### REQUIREMENT
Leave the pictures out and print every record below exactly as it stands.
*** Opening of MATERIALS PROVIDED ***
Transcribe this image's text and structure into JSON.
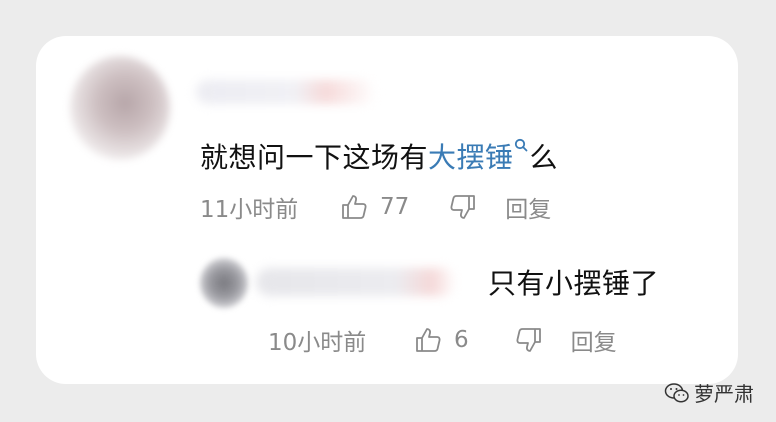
{
  "comment": {
    "text_before": "就想问一下这场有",
    "link_text": "大摆锤",
    "text_after": "么",
    "time": "11小时前",
    "like_count": "77",
    "reply_label": "回复"
  },
  "reply": {
    "text": "只有小摆锤了",
    "time": "10小时前",
    "like_count": "6",
    "reply_label": "回复"
  },
  "watermark": {
    "text": "萝严肃"
  },
  "colors": {
    "link": "#3a7bb5",
    "meta": "#8a8a8a",
    "card": "#ffffff",
    "background": "#ececec"
  },
  "icons": [
    "thumbs-up-icon",
    "thumbs-down-icon",
    "search-icon",
    "wechat-icon"
  ]
}
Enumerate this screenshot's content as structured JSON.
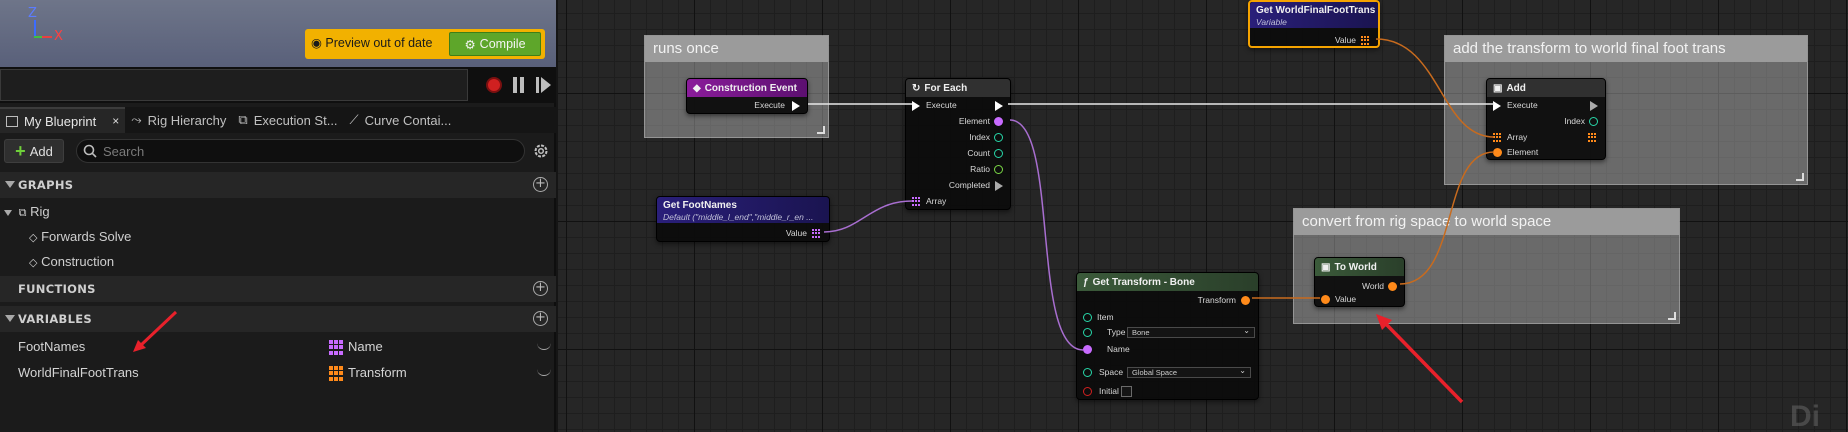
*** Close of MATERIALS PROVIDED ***
### COMPLETED TASK
Transcribe this image's text and structure into JSON.
{
  "comment": {
    "text_before": "就想问一下这场有",
    "link_text": "大摆锤",
    "text_after": "么",
    "time": "11小时前",
    "like_count": "77",
    "reply_label": "回复"
  },
  "reply": {
    "text": "只有小摆锤了",
    "time": "10小时前",
    "like_count": "6",
    "reply_label": "回复"
  },
  "watermark": {
    "text": "萝严肃"
  },
  "colors": {
    "link": "#3a7bb5",
    "meta": "#8a8a8a",
    "card": "#ffffff",
    "background": "#ececec"
  },
  "icons": [
    "thumbs-up-icon",
    "thumbs-down-icon",
    "search-icon",
    "wechat-icon"
  ]
}
Enumerate this screenshot's content as structured JSON.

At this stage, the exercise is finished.